The article gives detailed information about two games (Om el mahag and Kura) played by the Berber tribes of the Gebel Nefusa which were studied and filmed during a scientific expedition of the Italian Committee for the study of population problems. Om el mahag seems to be played only by the said Berber tribes and may be described as an elementary Baseball. Kura is played all over Libya, Algeria, and Morocco; and, when it is played with a stick, is very similar to the American Shinny; when played with the foot, it is like Football. The article establishes three series of analogous games: (1) Om el mahag, Rounders, Baseball, and O’ Cat; (2) Kura (played with a stick), Soule a la crosse, Hockey, and Shinny; (3) Kura (played with the foot), Soule au pied, Football, and Calcio, and examines the possible explanations of their similarities showing the difficulty of an explanation in terms of diffusion or autonomous evolution and suggesting a more plausible explanation in terms of vestigials. According to the latter explanation, the analogous games played now in North Africa and America would be survivals or local developments from ancient games prevailing over much larger areas of the old world, whence they have been later imported, in a more or less modified form, in the new one. Several circumstances and considerations suggest that Kura and Om el mahag were connected in the past with spring rain rites.

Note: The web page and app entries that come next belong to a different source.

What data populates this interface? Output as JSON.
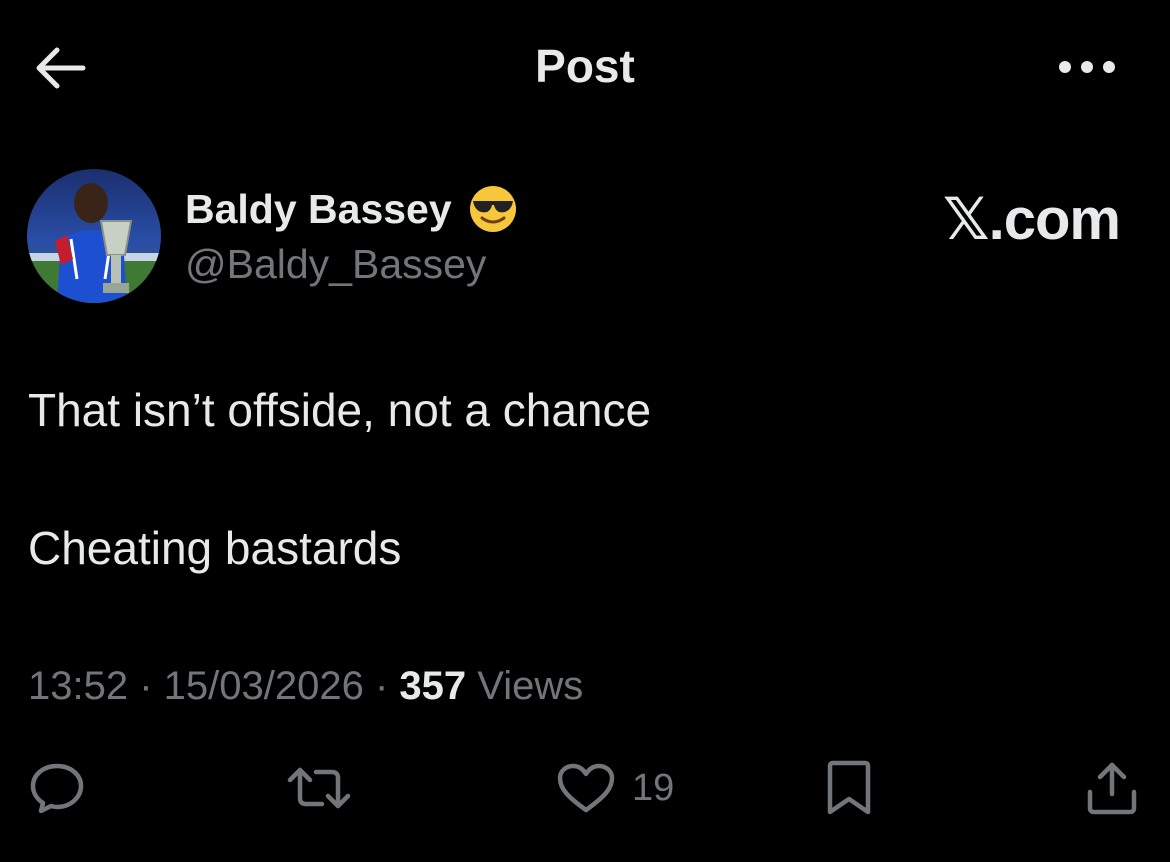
{
  "header": {
    "title": "Post",
    "back_icon": "arrow-left-icon",
    "more_icon": "more-horizontal-icon"
  },
  "author": {
    "display_name": "Baldy Bassey",
    "emoji_icon": "smiling-face-with-sunglasses-icon",
    "handle": "@Baldy_Bassey"
  },
  "watermark": "𝕏.com",
  "post": {
    "lines": [
      "That isn’t offside, not a chance",
      "Cheating bastards"
    ]
  },
  "meta": {
    "time": "13:52",
    "separator": " · ",
    "date": "15/03/2026",
    "views_count": "357",
    "views_label": " Views"
  },
  "actions": {
    "reply_icon": "reply-icon",
    "repost_icon": "repost-icon",
    "like_icon": "heart-icon",
    "like_count": "19",
    "bookmark_icon": "bookmark-icon",
    "share_icon": "share-icon"
  },
  "colors": {
    "background": "#000000",
    "primary_text": "#e7e9ea",
    "secondary_text": "#71767b"
  }
}
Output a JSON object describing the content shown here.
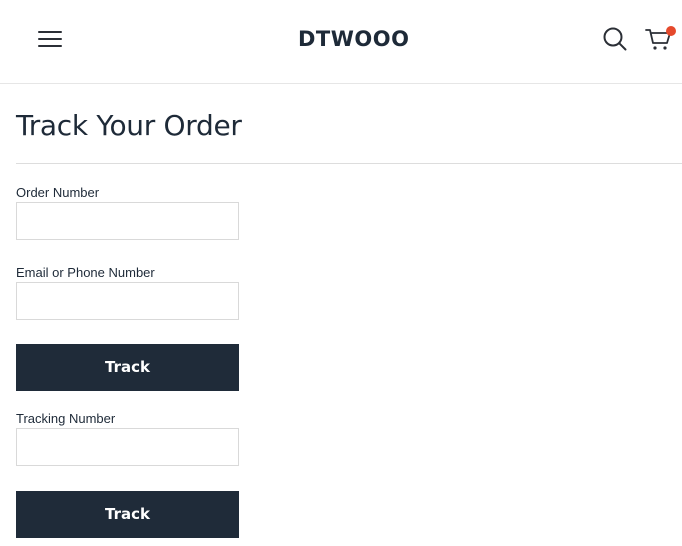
{
  "header": {
    "brand": "DTWOOO",
    "menu_icon": "hamburger-menu-icon",
    "search_icon": "search-icon",
    "cart_icon": "shopping-cart-icon",
    "cart_badge_color": "#e5492c"
  },
  "page": {
    "title": "Track Your Order"
  },
  "order_form": {
    "order_number_label": "Order Number",
    "order_number_value": "",
    "email_label": "Email or Phone Number",
    "email_value": "",
    "submit_label": "Track"
  },
  "tracking_form": {
    "tracking_number_label": "Tracking Number",
    "tracking_number_value": "",
    "submit_label": "Track"
  },
  "colors": {
    "primary": "#1f2b39",
    "text": "#1e2a38",
    "border": "#d9d9d9"
  }
}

Read the full article here: http://ourgame.mlblogs.com/2012/07/25/rural-ritual-games-in-libya/
This page was last updated July 26, 2012 at 12:10 am MST.